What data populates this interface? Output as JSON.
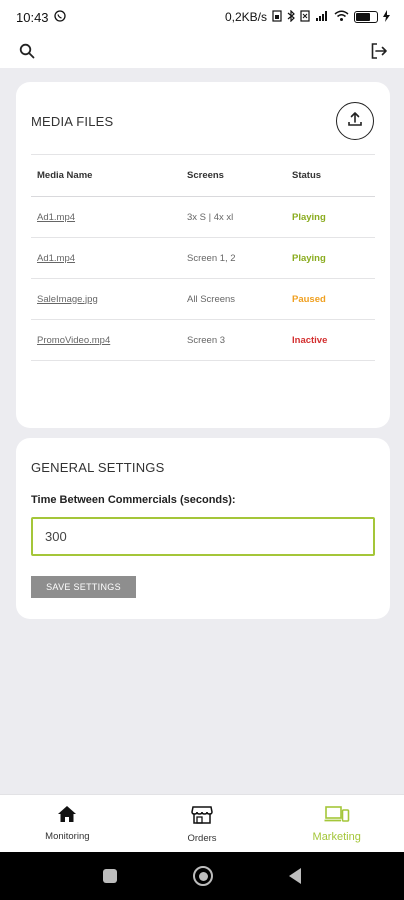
{
  "status_bar": {
    "time": "10:43",
    "net_speed": "0,2KB/s",
    "icons": [
      "whatsapp-icon",
      "bluetooth-icon",
      "sim-icon",
      "signal-icon",
      "wifi-icon",
      "battery-icon",
      "charging-icon"
    ],
    "battery_level": 0.7
  },
  "top_bar": {
    "icons": [
      "search-icon",
      "logout-icon"
    ]
  },
  "media_card": {
    "title": "MEDIA FILES",
    "upload_icon": "upload-icon",
    "columns": [
      "Media Name",
      "Screens",
      "Status"
    ],
    "rows": [
      {
        "name": "Ad1.mp4",
        "screens": "3x S | 4x xl",
        "status": "Playing",
        "color": "#8aac1f"
      },
      {
        "name": "Ad1.mp4",
        "screens": "Screen 1, 2",
        "status": "Playing",
        "color": "#8aac1f"
      },
      {
        "name": "SaleImage.jpg",
        "screens": "All Screens",
        "status": "Paused",
        "color": "#f0a020"
      },
      {
        "name": "PromoVideo.mp4",
        "screens": "Screen 3",
        "status": "Inactive",
        "color": "#d32f2f"
      }
    ]
  },
  "settings_card": {
    "title": "GENERAL SETTINGS",
    "field_label": "Time Between Commercials (seconds):",
    "field_value": "300",
    "save_label": "SAVE SETTINGS"
  },
  "bottom_nav": {
    "items": [
      {
        "label": "Monitoring",
        "icon": "home-icon",
        "active": false
      },
      {
        "label": "Orders",
        "icon": "store-icon",
        "active": false
      },
      {
        "label": "Marketing",
        "icon": "devices-icon",
        "active": true
      }
    ]
  },
  "colors": {
    "accent": "#a4c639",
    "playing": "#8aac1f",
    "paused": "#f0a020",
    "inactive": "#d32f2f"
  }
}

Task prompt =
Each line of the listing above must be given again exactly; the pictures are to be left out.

Answer to the problem =
What data populates this interface? Output as JSON.
{
  "status_bar": {
    "time": "10:43",
    "net_speed": "0,2KB/s",
    "icons": [
      "whatsapp-icon",
      "bluetooth-icon",
      "sim-icon",
      "signal-icon",
      "wifi-icon",
      "battery-icon",
      "charging-icon"
    ],
    "battery_level": 0.7
  },
  "top_bar": {
    "icons": [
      "search-icon",
      "logout-icon"
    ]
  },
  "media_card": {
    "title": "MEDIA FILES",
    "upload_icon": "upload-icon",
    "columns": [
      "Media Name",
      "Screens",
      "Status"
    ],
    "rows": [
      {
        "name": "Ad1.mp4",
        "screens": "3x S | 4x xl",
        "status": "Playing",
        "color": "#8aac1f"
      },
      {
        "name": "Ad1.mp4",
        "screens": "Screen 1, 2",
        "status": "Playing",
        "color": "#8aac1f"
      },
      {
        "name": "SaleImage.jpg",
        "screens": "All Screens",
        "status": "Paused",
        "color": "#f0a020"
      },
      {
        "name": "PromoVideo.mp4",
        "screens": "Screen 3",
        "status": "Inactive",
        "color": "#d32f2f"
      }
    ]
  },
  "settings_card": {
    "title": "GENERAL SETTINGS",
    "field_label": "Time Between Commercials (seconds):",
    "field_value": "300",
    "save_label": "SAVE SETTINGS"
  },
  "bottom_nav": {
    "items": [
      {
        "label": "Monitoring",
        "icon": "home-icon",
        "active": false
      },
      {
        "label": "Orders",
        "icon": "store-icon",
        "active": false
      },
      {
        "label": "Marketing",
        "icon": "devices-icon",
        "active": true
      }
    ]
  },
  "colors": {
    "accent": "#a4c639",
    "playing": "#8aac1f",
    "paused": "#f0a020",
    "inactive": "#d32f2f"
  }
}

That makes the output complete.